The chamber orchestra includes a wide variety of instruments, such as a dozen strings, electric guitar, celesta, an organ (at one point playing single notes quickly and softly), and pairs of winds including saxophones. This allows for much contrast in separate and mixed timbres — all without overpowering the voices. Frequent orchestral interludes indicate time passing, echo onstage action (e.g., when the Cat reacts in surprise to some decision by the couple), or emphasize the ever-increasing scale of the Wife’s wishes. The next-to-last scene, for example, begins with hefty storm music (the Flounder is getting angry!), giving the five brass players and two percussionists a workout.
The performance here helps enormously: all five singers have well-produced voices and project the words clearly. My favorite is the tenor, Steven Goldstein, as the Fisherman, his voice sweet and firm at all moments, perfectly on pitch. Sondra Kelly’s capacious mezzo contains a touch of wobble that makes the Wife seem appropriately annoying and no longer young. The disparity between the two characters can be sensed through their vocal tone alone, as in the opera’s gentle concluding scene. Rose’s orchestra and six-person chorus perform splendidly, and the recorded sound captures everything in comfortable balance.
Though Schuller and Updike would probably not have imagined this, the work is near-ideal for home listening, with the libretto (and its stage directions) in hand to help one envision the onstage action and shifts of mood. The almost century-old illustrations by Schuller’s mother — and one photo apiece from the 1970 and 2015 productions — allow one’s imagination to soar. An online video of excerpts from the 2015 performance gives a further sense of how well the work can come across in public. Yet another equally captivating video shows the work in rehearsal and includes interview excerpts with Gil Rose.
I would encourage opera companies, including college-level opera workshops, to experiment with ways to put this splendid and almost-new opera on stage, perhaps paired with some other fairy-tale stagework, such as Stravinsky’s The Nightingale or the attractive Nightingale: A New Musical, by Broadway composer Charles Strouse (based on the same Hans Christian Andersen story that Stravinsky used).
Bravo to Gil Rose and his devoted singers and players for bringing this major work out of undeserved obscurity. May its fame grow as big as a castle! (The complete recording is available on YouTube and other streaming services. The booklet that comes with the CD can also be downloaded here at no cost.)

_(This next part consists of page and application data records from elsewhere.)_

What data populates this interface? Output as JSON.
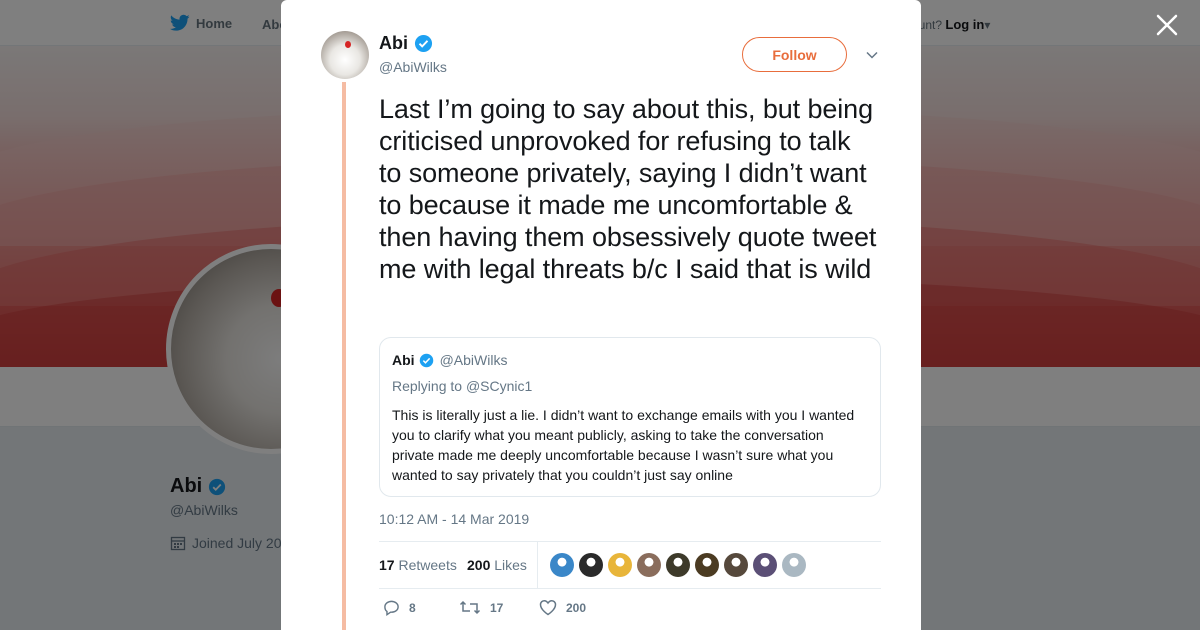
{
  "nav": {
    "home_label": "Home",
    "about_label": "Abo",
    "account_prompt": "ccount?",
    "login_label": "Log in"
  },
  "profile": {
    "name": "Abi",
    "handle": "@AbiWilks",
    "joined": "Joined July 20"
  },
  "tweet": {
    "author_name": "Abi",
    "author_handle": "@AbiWilks",
    "verified": true,
    "follow_label": "Follow",
    "text": "Last I’m going to say about this, but being criticised unprovoked for refusing to talk to someone privately, saying I didn’t want to because it made me uncomfortable & then having them obsessively quote tweet me with legal threats b/c I said that  is wild",
    "quoted": {
      "author_name": "Abi",
      "author_handle": "@AbiWilks",
      "replying_prefix": "Replying to",
      "replying_to": "@SCynic1",
      "text": "This is literally just a lie. I didn’t want to exchange emails with you I wanted you to clarify what you meant publicly, asking to take the conversation private made me deeply uncomfortable because I wasn’t sure what you wanted to say privately that you couldn’t just say online"
    },
    "timestamp": "10:12 AM - 14 Mar 2019",
    "retweets_count": "17",
    "retweets_label": "Retweets",
    "likes_count": "200",
    "likes_label": "Likes",
    "liker_avatar_colors": [
      "#3a87c8",
      "#2a2a2a",
      "#e8b53a",
      "#8a6d5c",
      "#3d3a2a",
      "#4b3b22",
      "#56493c",
      "#5b4f76",
      "#aab8c2"
    ],
    "actions": {
      "reply_count": "8",
      "retweet_count": "17",
      "like_count": "200"
    }
  },
  "colors": {
    "accent": "#e86d3c",
    "thread_line": "#f5bca3",
    "verified": "#1da1f2"
  }
}
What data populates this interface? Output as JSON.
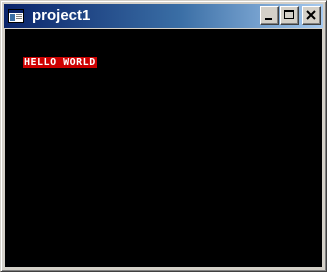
{
  "window": {
    "title": "project1",
    "icons": {
      "app": "app-window-icon",
      "minimize": "minimize-icon",
      "maximize": "maximize-icon",
      "close": "close-icon"
    }
  },
  "content": {
    "text": "HELLO WORLD",
    "text_color": "#ffffff",
    "highlight_color": "#cc0000",
    "background_color": "#000000"
  },
  "colors": {
    "titlebar_start": "#0a246a",
    "titlebar_end": "#a6caf0",
    "chrome": "#d4d0c8"
  }
}
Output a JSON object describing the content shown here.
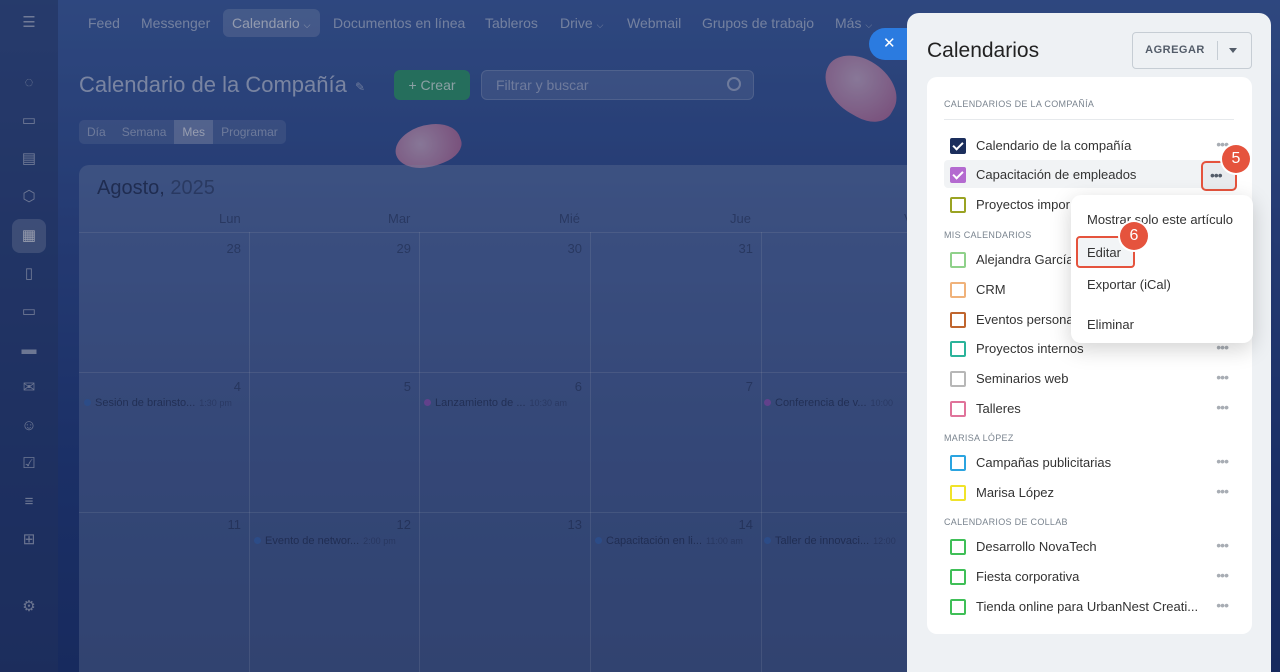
{
  "nav": {
    "items": [
      "Feed",
      "Messenger",
      "Calendario",
      "Documentos en línea",
      "Tableros",
      "Drive",
      "Webmail",
      "Grupos de trabajo",
      "Más"
    ]
  },
  "page": {
    "title": "Calendario de la Compañía",
    "create_label": "+ Crear",
    "search_placeholder": "Filtrar y buscar",
    "views": [
      "Día",
      "Semana",
      "Mes",
      "Programar"
    ]
  },
  "calendar": {
    "month": "Agosto,",
    "year": "2025",
    "weekdays": [
      "Lun",
      "Mar",
      "Mié",
      "Jue",
      "V"
    ],
    "week1": [
      "28",
      "29",
      "30",
      "31",
      "Ag"
    ],
    "week2": [
      "4",
      "5",
      "6",
      "7"
    ],
    "week3": [
      "11",
      "12",
      "13",
      "14"
    ],
    "events": {
      "e1": {
        "name": "Sesión de brainsto...",
        "time": "1:30 pm"
      },
      "e2": {
        "name": "Lanzamiento de ...",
        "time": "10:30 am"
      },
      "e3": {
        "name": "Conferencia de v...",
        "time": "10:00"
      },
      "e4": {
        "name": "Evento de networ...",
        "time": "2:00 pm"
      },
      "e5": {
        "name": "Capacitación en li...",
        "time": "11:00 am"
      },
      "e6": {
        "name": "Taller de innovaci...",
        "time": "12:00"
      }
    }
  },
  "panel": {
    "title": "Calendarios",
    "add_label": "AGREGAR",
    "sections": {
      "company": {
        "label": "CALENDARIOS DE LA COMPAÑÍA",
        "items": [
          {
            "label": "Calendario de la compañía",
            "color": "#1b2e5c",
            "checked": true
          },
          {
            "label": "Capacitación de empleados",
            "color": "#b46ad0",
            "checked": true
          },
          {
            "label": "Proyectos impor",
            "color": "#9aa323",
            "checked": false
          }
        ]
      },
      "mine": {
        "label": "MIS CALENDARIOS",
        "items": [
          {
            "label": "Alejandra García",
            "color": "#8fd18a"
          },
          {
            "label": "CRM",
            "color": "#f0b27a"
          },
          {
            "label": "Eventos persona",
            "color": "#c0652e"
          },
          {
            "label": "Proyectos internos",
            "color": "#2bb39a"
          },
          {
            "label": "Seminarios web",
            "color": "#b7b7b7"
          },
          {
            "label": "Talleres",
            "color": "#e0739a"
          }
        ]
      },
      "marisa": {
        "label": "MARISA LÓPEZ",
        "items": [
          {
            "label": "Campañas publicitarias",
            "color": "#2ba4e0"
          },
          {
            "label": "Marisa López",
            "color": "#f0e32a"
          }
        ]
      },
      "collab": {
        "label": "CALENDARIOS DE COLLAB",
        "items": [
          {
            "label": "Desarrollo NovaTech",
            "color": "#3fbf57"
          },
          {
            "label": "Fiesta corporativa",
            "color": "#3fbf57"
          },
          {
            "label": "Tienda online para UrbanNest Creati...",
            "color": "#3fbf57"
          }
        ]
      }
    }
  },
  "menu": {
    "items": [
      "Mostrar solo este artículo",
      "Editar",
      "Exportar (iCal)",
      "Eliminar"
    ]
  },
  "badges": {
    "step5": "5",
    "step6": "6"
  },
  "colors": {
    "accent": "#2b7be0",
    "highlight": "#e5533d",
    "create": "#2f9a6e"
  }
}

Ralph P. Locke is emeritus professor of musicology at the University of Rochester’s Eastman School of Music. Six of his articles have won the ASCAP-Deems Taylor Award for excellence in writing about music. His most recent two books are Musical Exoticism: Images and Reflections and Music and the Exotic from the Renaissance to Mozart (both Cambridge University Press). Both are now available in paperback; the second is also available as an e-book. He contributes to American Record Guide and to the online arts-magazines NewYorkArts.net, OperaToday.com, and The Boston Musical Intelligencer. His articles have appeared in major scholarly journals, in OxfordMusicOnline (Grove Dictionary), and in the program books of major opera houses, e.g., Santa Fe (New Mexico), Wexford (Ireland), Glyndebourne, Covent Garden, Bilbao, and the Bavarian State Opera (Munich).